Techniques such as uterine artery embolization (UAE) and MRI-guided focused ultrasound surgery (MRgFUS) can be used to destroy or shrink fibroids. UAE involves blocking the blood supply to the fibroids, while MRgFUS uses focused ultrasound waves to heat and destroy the fibroids.
In cases where fibroids are large, causing severe symptoms, or other treatments have been ineffective, surgical procedures may be recommended. The two primary surgical options are myomectomy (removal of fibroids while preserving the uterus) and hysterectomy (removal of the uterus). Myomectomy is usually preferred for women who wish to preserve their fertility, while hysterectomy is a definitive treatment that eliminates the possibility of future fibroids.
While fibroid tumors are generally benign, they can lead to complications in some cases. It is important to be aware of these potential complications, which may include:

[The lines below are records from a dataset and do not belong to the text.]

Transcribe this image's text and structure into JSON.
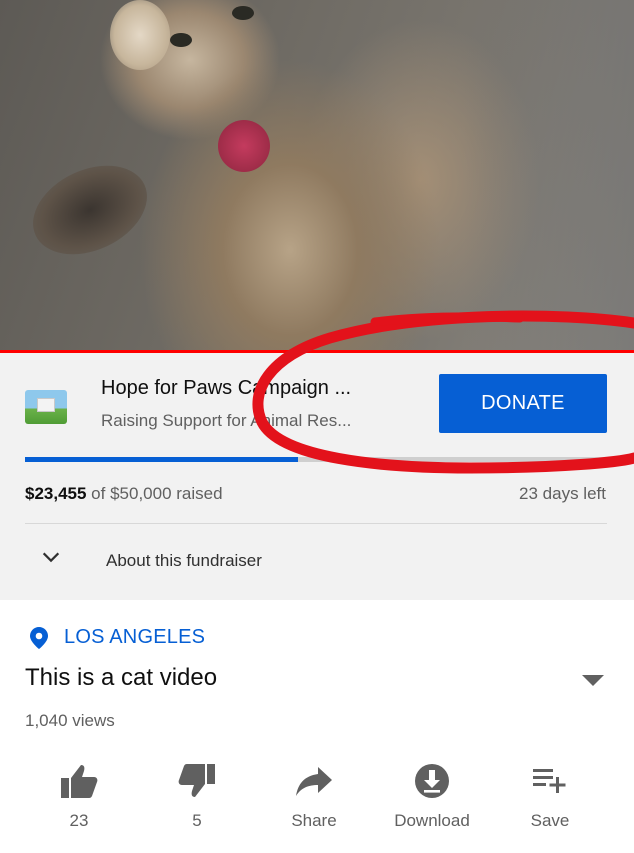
{
  "video": {
    "thumbnail": "cat-video-frame",
    "progress_color": "#ff0000"
  },
  "fundraiser": {
    "title": "Hope for Paws Campaign ...",
    "subtitle": "Raising Support for Animal Res...",
    "donate_label": "DONATE",
    "raised_amount": "$23,455",
    "raised_rest": " of $50,000 raised",
    "days_left": "23 days left",
    "progress_fraction": 0.469,
    "about_label": "About this fundraiser"
  },
  "info": {
    "location": "LOS ANGELES",
    "title": "This is a cat video",
    "views": "1,040 views"
  },
  "actions": [
    {
      "label": "23",
      "icon": "thumbs-up-icon"
    },
    {
      "label": "5",
      "icon": "thumbs-down-icon"
    },
    {
      "label": "Share",
      "icon": "share-icon"
    },
    {
      "label": "Download",
      "icon": "download-icon"
    },
    {
      "label": "Save",
      "icon": "save-playlist-icon"
    }
  ],
  "colors": {
    "accent": "#065fd4",
    "annotation": "#e3121b",
    "panel_bg": "#f2f2f2",
    "secondary_text": "#606060"
  }
}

- Anemia: Excessive menstrual bleedingcan lead to anemia, a condition characterized by a low red blood cell count. Anemia can cause fatigue, weakness, and shortness of breath.
- Iron deficiency: Prolonged and heavy menstrual bleeding can deplete iron stores in the body, leading to iron deficiency anemia.
- Urinary tract infections (UTIs): Fibroids that obstruct the normal flow of urine can increase the risk of urinary tract infections.
- Infertility and pregnancy complications: Depending on their size and location, fibroids can interfere with conception and implantation. They can also increase the risk of complications during pregnancy, such as preterm labor, placental abruption, and fetal malpresentation.
- Degeneration: In rare cases, fibroids may undergo degeneration, a process where the fibroid tissue breaks down. This can cause severe pain and require immediate medical attention.
- Submucosal fibroids and abnormal uterine bleeding: Submucosal fibroids, which grow inside the uterine cavity, can cause abnormal uterine bleeding and may require specific treatment approaches.
Empowering Women with Knowledge:
It is crucial for women to be informed about fibroid tumors and their potential impact on health and well-being. Here are some important points to remember:
- Regular check-ups: Routine gynecological examinations and screenings can help detect fibroids early, even before symptoms arise. Regular check-ups are especially important for women experiencing symptoms such as heavy or prolonged periods, pelvic pain, or other related concerns.
- Open communication with healthcare providers: Discussing any symptoms or concerns with a healthcare provider is essential for an accurate diagnosis and appropriate treatment plan.
- Lifestyle modifications: Certain lifestyle changes, such as maintaining a healthy weight, exercising regularly, managing stress levels, and adopting a balanced diet, may help manage symptoms and reduce the risk of fibroid growth.
- Fertility considerations: For women planning to conceive, it is important to discuss fertility concerns with a healthcare provider. Depending on the size, number, and location of fibroids, specific treatment approaches may be recommended to optimize fertility outcomes.
- Emotional support: Dealing with fibroids and their associated symptoms can be emotionally challenging. Seeking support from loved ones, joining support groups, or talking to a counselor can provide emotional support during this journey.
Fibroid tumors are a common condition that can significantly impact a woman's health and quality of life. Understanding the symptoms, diagnosis, treatment options, potential complications, and proactive management strategies are key to empowering women in their healthcare decisions. By staying informed, seeking timely medical advice, and advocating for their own well-being, women can effectively navigate the challenges posed by fibroid tumors and achieve optimal health outcomes. Remember, every woman's case is unique, and treatment decisions should be made in consultation with a healthcare professional to ensure the best possible outcome for your specific situation.